Mao Qun’an

At the keynote speaking sessions, the guest speakers shared their research findings on the role of health communication. Their presentations drew from various fields of study including communication studies, public health, strategic communication, medical and health humanities, and human rights protection, among others. 

Paige Snider, senior advisor for external relations and communications at the World Health Organization China Office, discussed the difficulties her team faced in the early stages of the pandemic. She noted that governments and public health organizations had to deal with misinformation and mental health issues among the general public.

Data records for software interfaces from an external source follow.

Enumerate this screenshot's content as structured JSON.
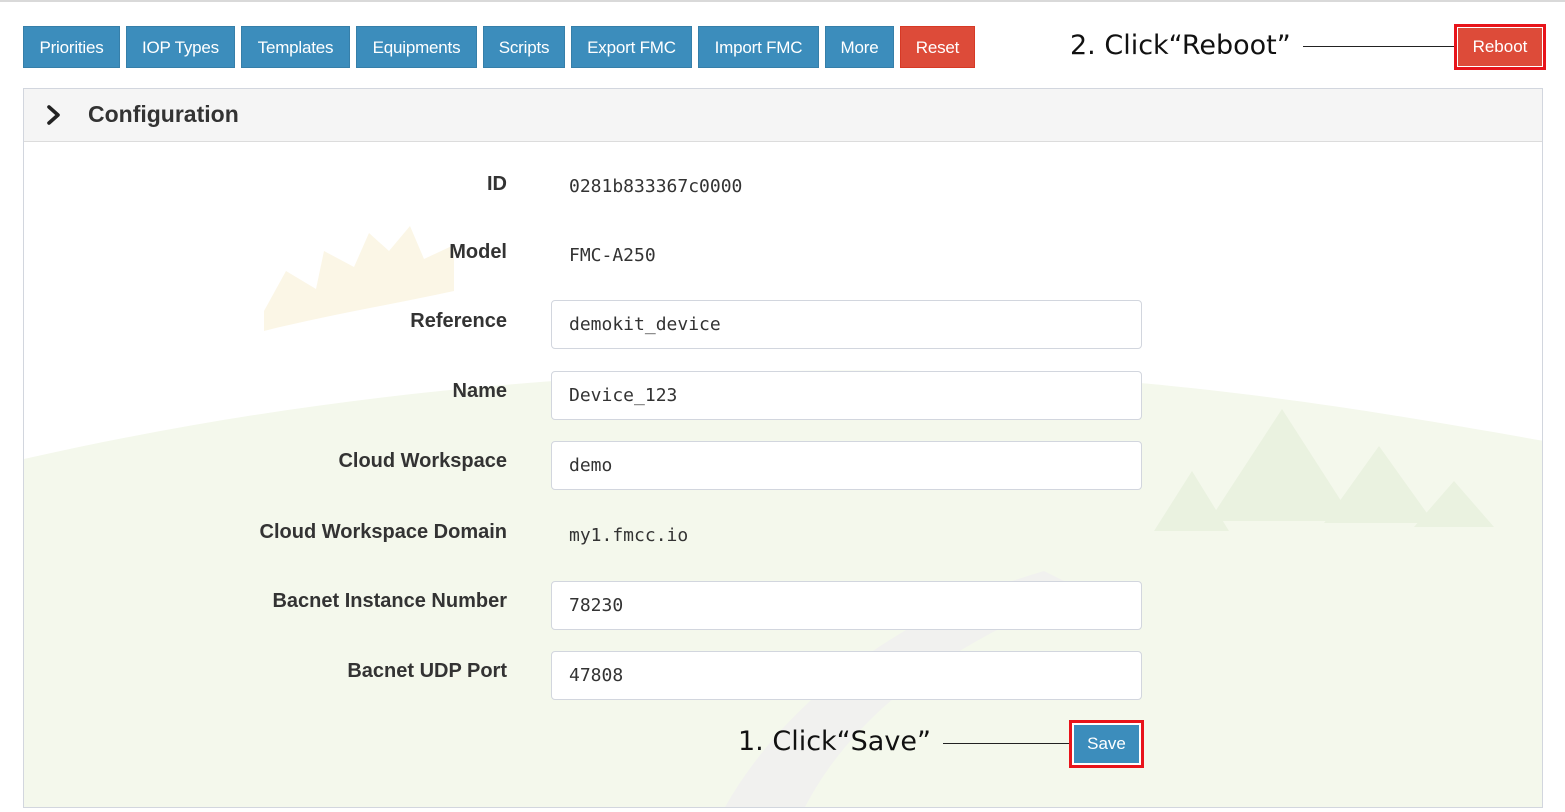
{
  "toolbar": {
    "buttons": [
      {
        "label": "Priorities"
      },
      {
        "label": "IOP Types"
      },
      {
        "label": "Templates"
      },
      {
        "label": "Equipments"
      },
      {
        "label": "Scripts"
      },
      {
        "label": "Export FMC"
      },
      {
        "label": "Import FMC"
      },
      {
        "label": "More"
      },
      {
        "label": "Reset"
      }
    ],
    "reboot_label": "Reboot"
  },
  "annotations": {
    "step2": "2. Click“Reboot”",
    "step1": "1. Click“Save”"
  },
  "panel": {
    "title": "Configuration",
    "toggle_icon": "chevron-right-icon"
  },
  "config": {
    "id": {
      "label": "ID",
      "value": "0281b833367c0000"
    },
    "model": {
      "label": "Model",
      "value": "FMC-A250"
    },
    "reference": {
      "label": "Reference",
      "value": "demokit_device"
    },
    "name": {
      "label": "Name",
      "value": "Device_123"
    },
    "cloud_workspace": {
      "label": "Cloud Workspace",
      "value": "demo"
    },
    "cloud_workspace_domain": {
      "label": "Cloud Workspace Domain",
      "value": "my1.fmcc.io"
    },
    "bacnet_instance_number": {
      "label": "Bacnet Instance Number",
      "value": "78230"
    },
    "bacnet_udp_port": {
      "label": "Bacnet UDP Port",
      "value": "47808"
    }
  },
  "save_label": "Save",
  "colors": {
    "primary": "#3c8dbc",
    "danger": "#dd4b39",
    "highlight_box": "#e8141b"
  }
}
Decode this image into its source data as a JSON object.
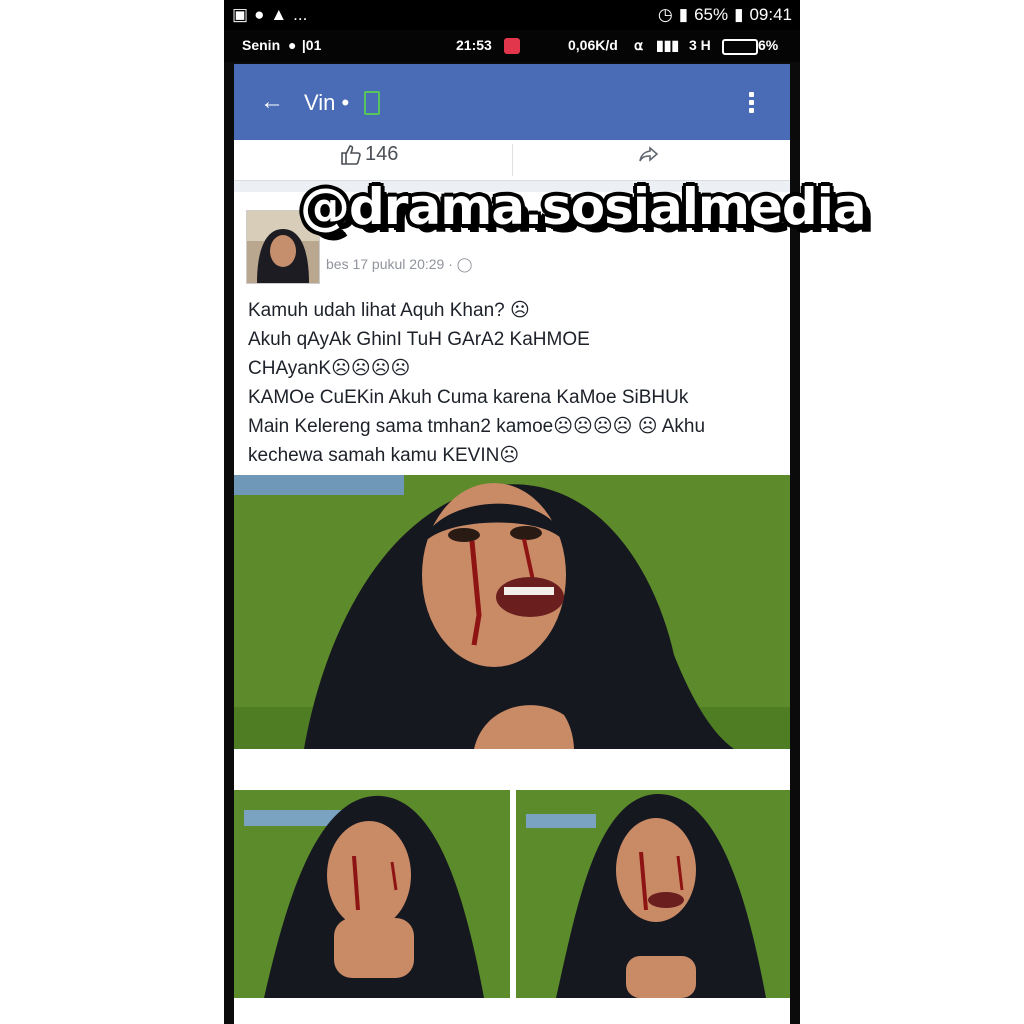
{
  "outer_status": {
    "battery": "65%",
    "time": "09:41",
    "left_icons": [
      "image-icon",
      "messenger-icon",
      "warning-icon"
    ],
    "more": "..."
  },
  "inner_status": {
    "day": "Senin",
    "carrier": " |01",
    "time": "21:53",
    "speed": "0,06K/d",
    "network": "3 H",
    "battery": "6%"
  },
  "appbar": {
    "back_icon": "back-arrow-icon",
    "title": "Vin •",
    "menu_icon": "more-vertical-icon"
  },
  "actions": {
    "like_count": "146",
    "like_icon": "thumbs-up-icon",
    "share_icon": "share-icon"
  },
  "post": {
    "timestamp": "bes 17 pukul 20:29 ·",
    "lines": [
      "Kamuh udah lihat Aquh Khan? ☹",
      "Akuh qAyAk GhinI TuH GArA2 KaHMOE",
      "CHAyanK☹☹☹☹",
      "KAMOe CuEKin Akuh Cuma karena KaMoe SiBHUk",
      "Main Kelereng sama tmhan2 kamoe☹☹☹☹ ☹ Akhu",
      "kechewa samah kamu KEVIN☹"
    ]
  },
  "watermark": "@drama.sosialmedia",
  "colors": {
    "appbar": "#4a6cb6",
    "wall": "#5d8a2a",
    "hijab": "#161820",
    "skin": "#c98a66"
  }
}
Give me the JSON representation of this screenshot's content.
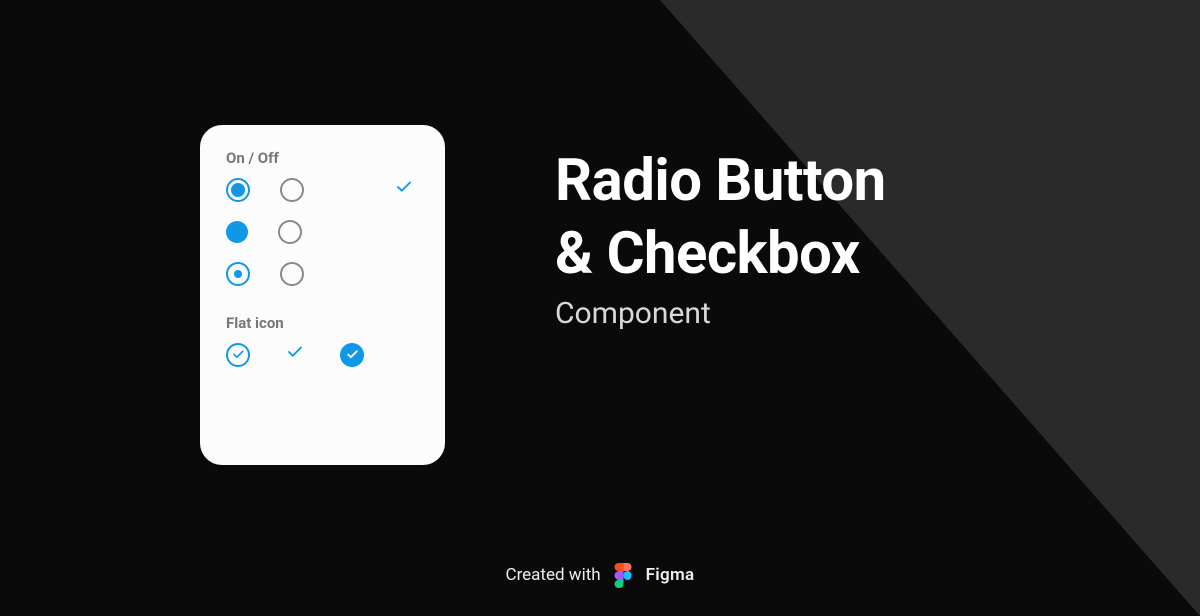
{
  "card": {
    "section1_label": "On / Off",
    "section2_label": "Flat icon"
  },
  "headline": {
    "line1": "Radio Button",
    "line2": "& Checkbox",
    "subtitle": "Component"
  },
  "footer": {
    "created": "Created  with",
    "brand": "Figma"
  },
  "colors": {
    "accent": "#0f98e8",
    "bg_dark": "#0a0a0a",
    "bg_diag": "#2a2a2a",
    "card_bg": "#fcfcfc"
  }
}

So, she considered tapping into community engagement methods to increase the efficacy of existing health campaigns and equip community partners with actionable plans.

Rajiv Rimal, professor and chair of the Department of Health, Behavior, and Society at Johns Hopkins University, approached the topic of health communication from a multi-disciplinary perspective, blending sociology, economics, psychology and more. After reviewing the history and recent trends in health communication research, Rimal noted the importance of adopting a holistic and multi-disciplinary approach in the study of health communication, and he stressed that research and practice have to mutually reinforce each other. Moreover, Rimal recommended that we should focus on behavior change much more than on health outcomes. According to Rimal, if we can promote behavior change outcomes, for example by designing campaigns to promote exercise and people’s changes in diet, health outcomes like obesity will themselves be addressed.


Rajiv Rimal
 
Amanda Caleb, professor and director of medical and health humanities and professor of English at Misericordia University, discussed the concept of health narratology which focused on the need to analyze and represent patients’ stories to improve future health results. Considering the fact that the 1918 influenza pandemic influenced COVID-19 narratives, Caleb saw health narratology as embedded in storytelling and individuals could develop their storytelling skills by reading novels and qualitative research. In this way, “future use of narratives in health communication must find ways of synthesizing multiple narratives in order to create new ones to affect constructions of health behavior,” Caleb noted.
 

Amanda Caleb
 
In the second keynote speaking session, Richard Street, professor of Texas A&M University, spoke about modeling pathways in order to improve health outcomes. His research into communication in medical settings has led to positive outcomes by helping patients and medical professionals understand and convey messages to each other. For example, cancer patients have been shown to have better pain control through improved pain management in medication and dosage levels. Interventions such as preparation for patients before consultations, as well as highlighting importance of patients asking questions are seen as key to success.
 

Richard Street

The other speakers talked about culture-centered approach to pandemic communication, challenges and pathways of using traditional and new media for health communication, digital technology and health communication, promoting health through effective health communication research, among others. In the afternoon and evening sessions, the speakers shared their views on public health crisis communication and risk communication, health education and health promotion, mass media and health communication.

Besides, a one-on-one mentor-mentee program was carried out during the MHM 2020. Mentors (including many speakers of MHM 2020) and mentees were matched based on their research interests, thus students can benefit from tailored advice given by their mentors. The researchers also gave a series of public lectures, and students majoring in health communication were allowed to conduct online interviews.

Additionally, a roundtable discussion on health industry development and communication was held on November 8, and there was a workshop on practical technologies for tobacco control from November 10 to November 11.

Written by: Ng Joong Hwee, Dickson David Agbaji, June Tan Rui Min
Edited by: Huang Weijian, Walker Darke
Photo credit to: Wang Siyi
Source: PKU School of Journalism and Communication, Beijing Forum Secretariat